The Symphony in E minor is the first symphony written by the American composer Florence Price. The work was completed in 1932 and was first performed by the Chicago Symphony Orchestra under the conductor Frederick Stock in June 1933. The piece was Price’s first full-scale orchestral composition and was the first symphony by a black woman to be performed by a major American orchestra.
The opening movement has melodies and rhythms typically found in Afro-American folk music, and recalls Dvorák’s New World Symphony, while the following slow movement features a moving hymn tune of Price’s design. Both concluding movements are fast and return to the juba dance concept.
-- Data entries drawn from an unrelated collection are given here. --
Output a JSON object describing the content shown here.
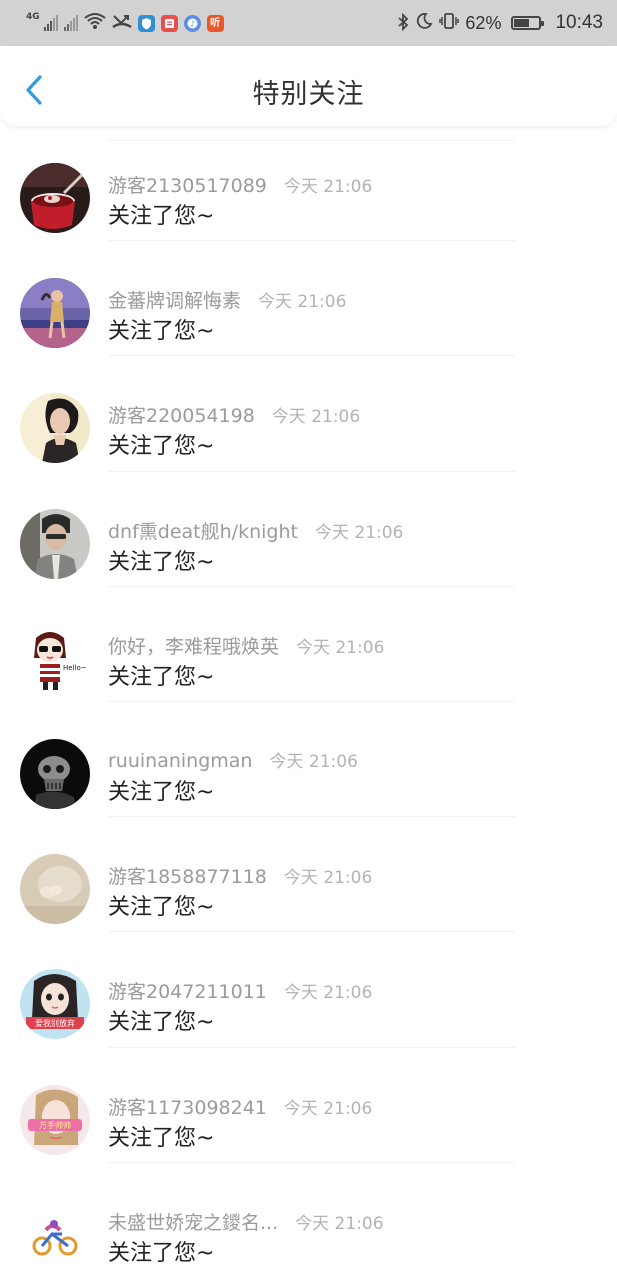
{
  "status_bar": {
    "network": "4G",
    "battery": "62%",
    "battery_level": 0.62,
    "time": "10:43",
    "app_icons": [
      "shield-app-icon",
      "notes-app-icon",
      "music-app-icon",
      "ting-app-icon"
    ],
    "ting_label": "听"
  },
  "header": {
    "title": "特别关注"
  },
  "colors": {
    "accent": "#2f9be5",
    "status_bar_bg": "#d2d2d2",
    "username": "#9b9b9b",
    "timestamp": "#b3b3b3",
    "message": "#222222"
  },
  "notifications": [
    {
      "username": "游客2130517089",
      "time": "今天 21:06",
      "message": "关注了您~"
    },
    {
      "username": "金蕃牌调解悔素",
      "time": "今天 21:06",
      "message": "关注了您~"
    },
    {
      "username": "游客220054198",
      "time": "今天 21:06",
      "message": "关注了您~"
    },
    {
      "username": "dnf熏deat舰h/knight",
      "time": "今天 21:06",
      "message": "关注了您~"
    },
    {
      "username": "你好，李难程哦焕英",
      "time": "今天 21:06",
      "message": "关注了您~"
    },
    {
      "username": "ruuinaningman",
      "time": "今天 21:06",
      "message": "关注了您~"
    },
    {
      "username": "游客1858877118",
      "time": "今天 21:06",
      "message": "关注了您~"
    },
    {
      "username": "游客2047211011",
      "time": "今天 21:06",
      "message": "关注了您~"
    },
    {
      "username": "游客1173098241",
      "time": "今天 21:06",
      "message": "关注了您~"
    },
    {
      "username": "未盛世娇宠之鑁名...",
      "time": "今天 21:06",
      "message": "关注了您~"
    }
  ],
  "avatar_texts": {
    "hello": "Hello~",
    "banner_8": "爱我别放弃",
    "banner_9": "万手帅帅"
  }
}
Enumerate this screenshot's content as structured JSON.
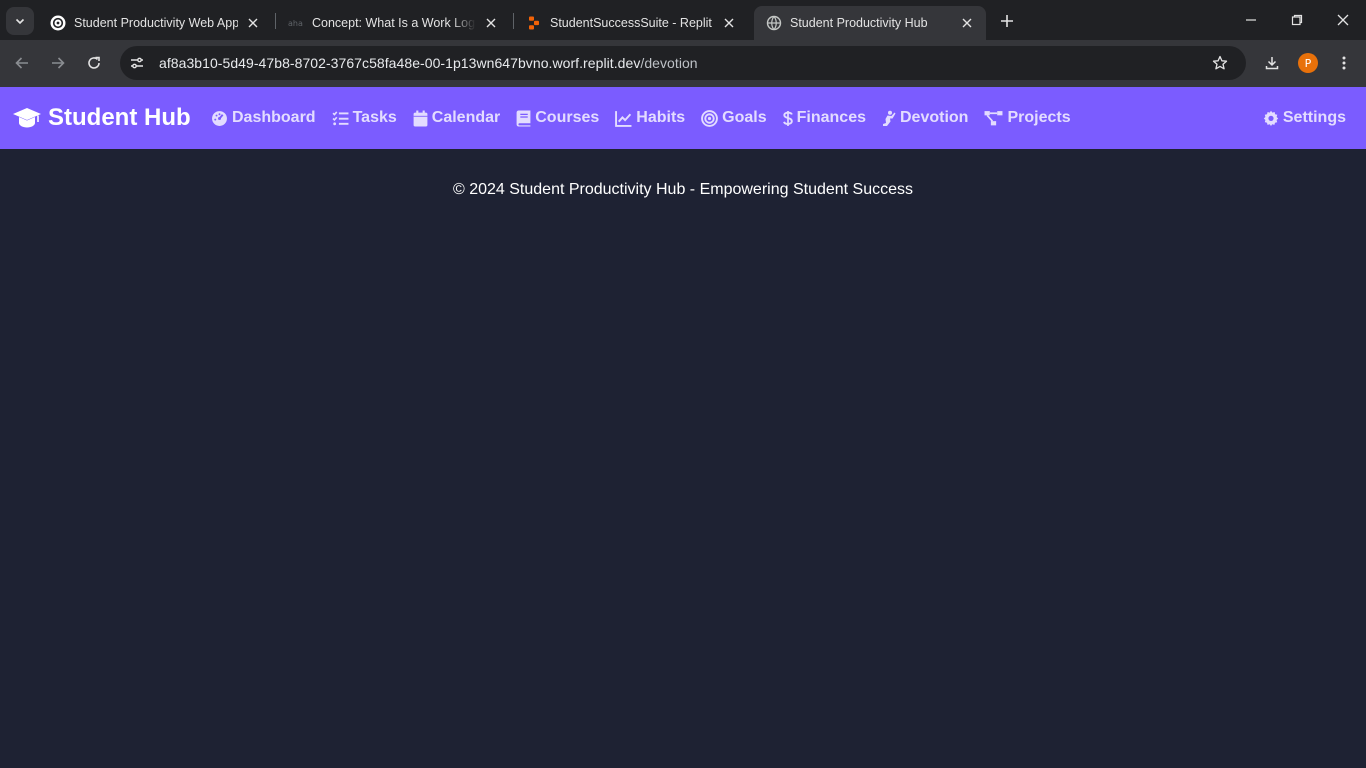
{
  "browser": {
    "tabs": [
      {
        "title": "Student Productivity Web App",
        "favicon": "openai-icon"
      },
      {
        "title": "Concept: What Is a Work Log and",
        "favicon": "aha-icon"
      },
      {
        "title": "StudentSuccessSuite - Replit",
        "favicon": "replit-icon"
      },
      {
        "title": "Student Productivity Hub",
        "favicon": "globe-icon",
        "active": true
      }
    ],
    "url_host": "af8a3b10-5d49-47b8-8702-3767c58fa48e-00-1p13wn647bvno.worf.replit.dev",
    "url_path": "/devotion",
    "profile_initial": "P"
  },
  "app": {
    "brand": "Student Hub",
    "nav": [
      {
        "label": "Dashboard",
        "icon": "gauge-icon"
      },
      {
        "label": "Tasks",
        "icon": "tasks-icon"
      },
      {
        "label": "Calendar",
        "icon": "calendar-icon"
      },
      {
        "label": "Courses",
        "icon": "book-icon"
      },
      {
        "label": "Habits",
        "icon": "chart-line-icon"
      },
      {
        "label": "Goals",
        "icon": "bullseye-icon"
      },
      {
        "label": "Finances",
        "icon": "dollar-icon"
      },
      {
        "label": "Devotion",
        "icon": "praying-icon"
      },
      {
        "label": "Projects",
        "icon": "project-diagram-icon"
      }
    ],
    "settings_label": "Settings",
    "footer": "© 2024 Student Productivity Hub - Empowering Student Success",
    "colors": {
      "nav_bg": "#7b5cff",
      "page_bg": "#1e2233",
      "nav_text": "#e3dcff"
    }
  }
}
They contain hints of fiddles and banjos, antic slide whistle effects, and a recurring three-against-two melody which end this loveable work on a whimsical note.